-- Exercise details --
Search the material below for the string "archivos" and list each line that holds it.
┄┄┄┄┄┄┄┄┄┄┄┄┄┄┄┄┄┄┄┄
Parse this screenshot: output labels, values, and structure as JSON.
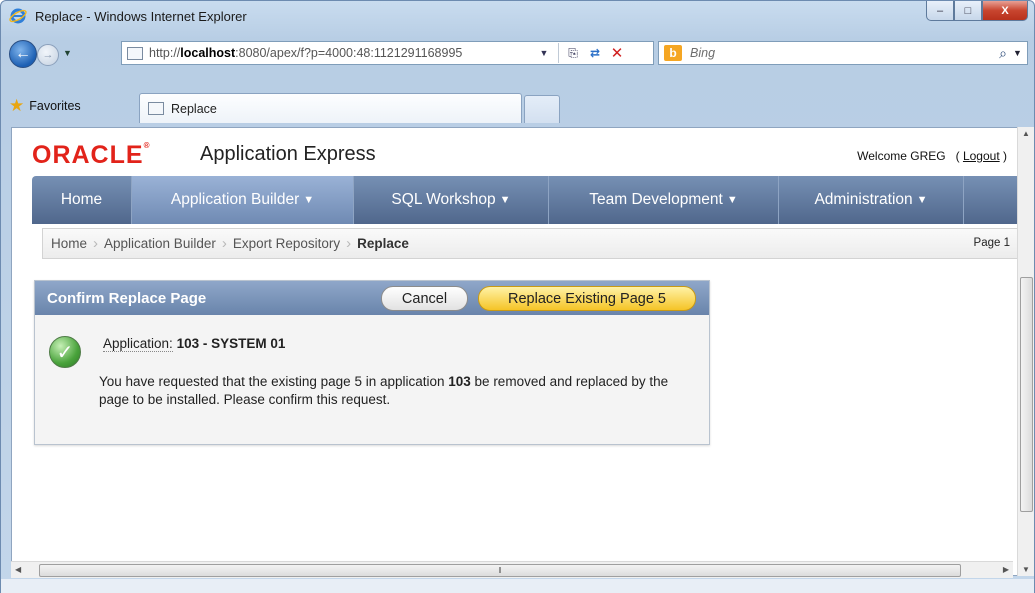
{
  "window": {
    "title": "Replace - Windows Internet Explorer",
    "controls": {
      "minimize": "–",
      "maximize": "□",
      "close": "X"
    }
  },
  "browser": {
    "url_prefix": "http://",
    "url_host": "localhost",
    "url_rest": ":8080/apex/f?p=4000:48:1121291168995",
    "search_placeholder": "Bing",
    "favorites_label": "Favorites",
    "tab_label": "Replace"
  },
  "apex": {
    "brand": "ORACLE",
    "product": "Application Express",
    "welcome": "Welcome GREG",
    "logout": "Logout",
    "nav_tabs": [
      {
        "label": "Home",
        "dropdown": false
      },
      {
        "label": "Application Builder",
        "dropdown": true,
        "active": true
      },
      {
        "label": "SQL Workshop",
        "dropdown": true
      },
      {
        "label": "Team Development",
        "dropdown": true
      },
      {
        "label": "Administration",
        "dropdown": true
      }
    ],
    "breadcrumbs": [
      "Home",
      "Application Builder",
      "Export Repository",
      "Replace"
    ],
    "page_indicator": "Page 1"
  },
  "region": {
    "title": "Confirm Replace Page",
    "cancel_label": "Cancel",
    "replace_label": "Replace Existing Page 5",
    "application_label": "Application:",
    "application_value": "103 - SYSTEM 01",
    "message_part1": "You have requested that the existing page 5 in application ",
    "message_bold": "103",
    "message_part2": " be removed and replaced by the page to be installed. Please confirm this request."
  },
  "colors": {
    "oracle_red": "#e2231a",
    "nav_bar": "#5e7699",
    "region_header": "#7a93b8",
    "replace_button": "#f5c427"
  }
}
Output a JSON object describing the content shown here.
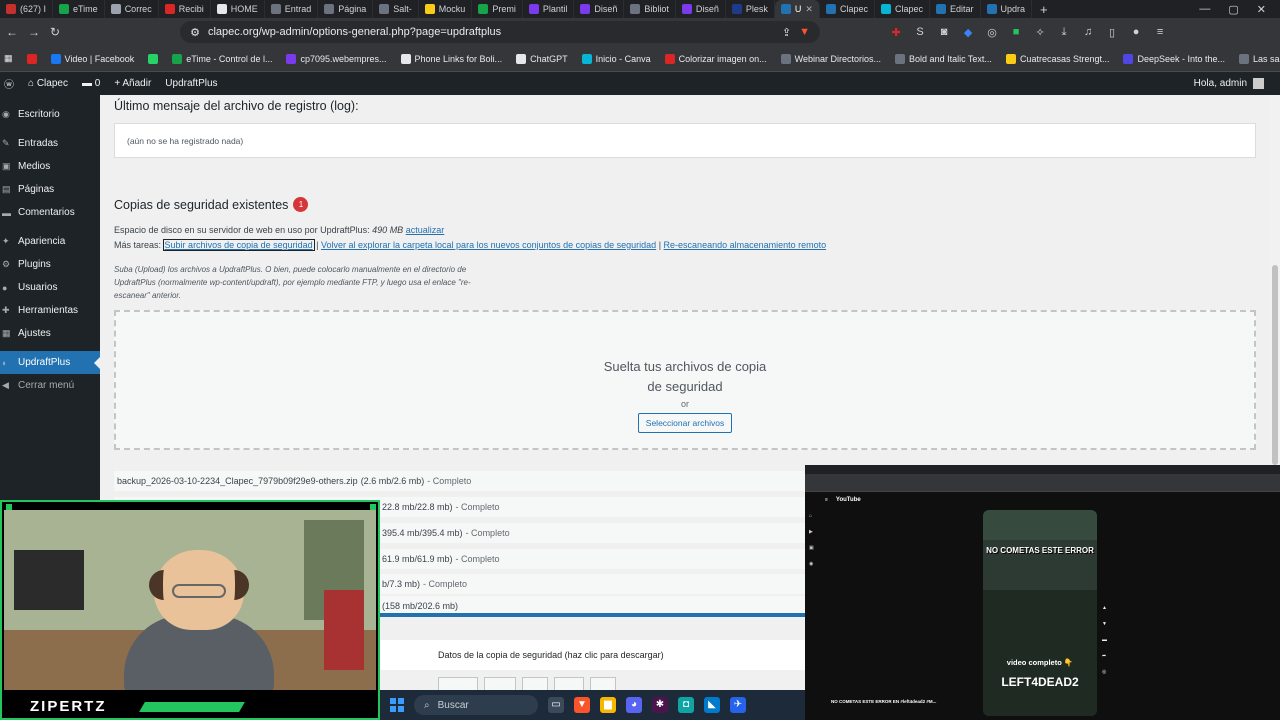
{
  "browser": {
    "tabs": [
      {
        "label": "(627) I",
        "color": "#c4302b"
      },
      {
        "label": "eTime",
        "color": "#16a34a"
      },
      {
        "label": "Correc",
        "color": "#9ca3af"
      },
      {
        "label": "Recibi",
        "color": "#dc2626"
      },
      {
        "label": "HOME",
        "color": "#e5e7eb"
      },
      {
        "label": "Entrad",
        "color": "#6b7280"
      },
      {
        "label": "Página",
        "color": "#6b7280"
      },
      {
        "label": "Salt-",
        "color": "#6b7280"
      },
      {
        "label": "Mocku",
        "color": "#facc15"
      },
      {
        "label": "Premi",
        "color": "#16a34a"
      },
      {
        "label": "Plantil",
        "color": "#7c3aed"
      },
      {
        "label": "Diseñ",
        "color": "#7c3aed"
      },
      {
        "label": "Bibliot",
        "color": "#6b7280"
      },
      {
        "label": "Diseñ",
        "color": "#7c3aed"
      },
      {
        "label": "Plesk",
        "color": "#1e3a8a"
      },
      {
        "label": "U",
        "color": "#2271b1",
        "active": true
      },
      {
        "label": "Clapec",
        "color": "#2271b1"
      },
      {
        "label": "Clapec",
        "color": "#06b6d4"
      },
      {
        "label": "Editar",
        "color": "#2271b1"
      },
      {
        "label": "Updra",
        "color": "#2271b1"
      }
    ],
    "url": "clapec.org/wp-admin/options-general.php?page=updraftplus",
    "bookmarks": [
      {
        "label": "",
        "color": "#dc2626"
      },
      {
        "label": "Video | Facebook",
        "color": "#1877f2"
      },
      {
        "label": "",
        "color": "#25d366"
      },
      {
        "label": "eTime - Control de l...",
        "color": "#16a34a"
      },
      {
        "label": "cp7095.webempres...",
        "color": "#7c3aed"
      },
      {
        "label": "Phone Links for Boli...",
        "color": "#e5e7eb"
      },
      {
        "label": "ChatGPT",
        "color": "#e5e7eb"
      },
      {
        "label": "Inicio - Canva",
        "color": "#06b6d4"
      },
      {
        "label": "Colorizar imagen on...",
        "color": "#dc2626"
      },
      {
        "label": "Webinar Directorios...",
        "color": "#6b7280"
      },
      {
        "label": "Bold and Italic Text...",
        "color": "#6b7280"
      },
      {
        "label": "Cuatrecasas Strengt...",
        "color": "#facc15"
      },
      {
        "label": "DeepSeek - Into the...",
        "color": "#4f46e5"
      },
      {
        "label": "Las sabrosas recetas...",
        "color": "#6b7280"
      }
    ]
  },
  "adminbar": {
    "site": "Clapec",
    "comments": "0",
    "add": "Añadir",
    "plugin": "UpdraftPlus",
    "greeting": "Hola, admin"
  },
  "sidebar": {
    "items": [
      {
        "label": "Escritorio",
        "icon": "◉"
      },
      {
        "label": "Entradas",
        "icon": "✎"
      },
      {
        "label": "Medios",
        "icon": "▣"
      },
      {
        "label": "Páginas",
        "icon": "▤"
      },
      {
        "label": "Comentarios",
        "icon": "▬"
      },
      {
        "label": "Apariencia",
        "icon": "✦"
      },
      {
        "label": "Plugins",
        "icon": "⚙"
      },
      {
        "label": "Usuarios",
        "icon": "●"
      },
      {
        "label": "Herramientas",
        "icon": "✚"
      },
      {
        "label": "Ajustes",
        "icon": "▦"
      },
      {
        "label": "UpdraftPlus",
        "icon": "◐",
        "active": true
      },
      {
        "label": "Cerrar menú",
        "icon": "◀"
      }
    ]
  },
  "main": {
    "log_heading": "Último mensaje del archivo de registro (log):",
    "log_text": "(aún no se ha registrado nada)",
    "copies_heading": "Copias de seguridad existentes",
    "copies_badge": "1",
    "disk_label": "Espacio de disco en su servidor de web en uso por UpdraftPlus:",
    "disk_value": "490 MB",
    "disk_link": "actualizar",
    "tasks_label": "Más tareas:",
    "task_upload": "Subir archivos de copia de seguridad",
    "task_rescan_local": "Volver al explorar la carpeta local para los nuevos conjuntos de copias de seguridad",
    "task_rescan_remote": "Re-escaneando almacenamiento remoto",
    "upload_note": "Suba (Upload) los archivos a UpdraftPlus. O bien, puede colocarlo manualmente en el directorio de UpdraftPlus (normalmente wp-content/updraft), por ejemplo mediante FTP, y luego usa el enlace \"re-escanear\" anterior.",
    "drop_line1": "Suelta tus archivos de copia",
    "drop_line2": "de seguridad",
    "drop_or": "or",
    "drop_button": "Seleccionar archivos",
    "uploads": [
      {
        "name": "backup_2026-03-10-2234_Clapec_7979b09f29e9-others.zip",
        "size": "(2.6 mb/2.6 mb)",
        "status": "- Completo"
      },
      {
        "name": "",
        "size": "22.8 mb/22.8 mb)",
        "status": "- Completo"
      },
      {
        "name": "",
        "size": "395.4 mb/395.4 mb)",
        "status": "- Completo"
      },
      {
        "name": "",
        "size": "61.9 mb/61.9 mb)",
        "status": "- Completo"
      },
      {
        "name": "",
        "size": "b/7.3 mb)",
        "status": "- Completo"
      },
      {
        "name": "",
        "size": "(158 mb/202.6 mb)",
        "status": ""
      }
    ],
    "datos_label": "Datos de la copia de seguridad (haz clic para descargar)"
  },
  "webcam": {
    "name": "ZIPERTZ"
  },
  "youtube": {
    "title_overlay": "NO COMETAS ESTE ERROR",
    "sub_overlay": "video completo 👇",
    "game_logo": "LEFT4DEAD2",
    "caption": "NO COMETAS ESTE ERROR EN #left4dead2 #M...",
    "logo": "YouTube"
  },
  "taskbar": {
    "search_placeholder": "Buscar"
  }
}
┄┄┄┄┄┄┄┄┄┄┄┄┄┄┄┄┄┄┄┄
-- Response for this exercise --
    "task_upload": "Subir archivos de copia de seguridad",
    "upload_note": "Suba (Upload) los archivos a UpdraftPlus. O bien, puede colocarlo manualmente en el directorio de UpdraftPlus (normalmente wp-content/updraft), por ejemplo mediante FTP, y luego usa el enlace \"re-escanear\" anterior.",
    "drop_line1": "Suelta tus archivos de copia",
    "drop_button": "Seleccionar archivos",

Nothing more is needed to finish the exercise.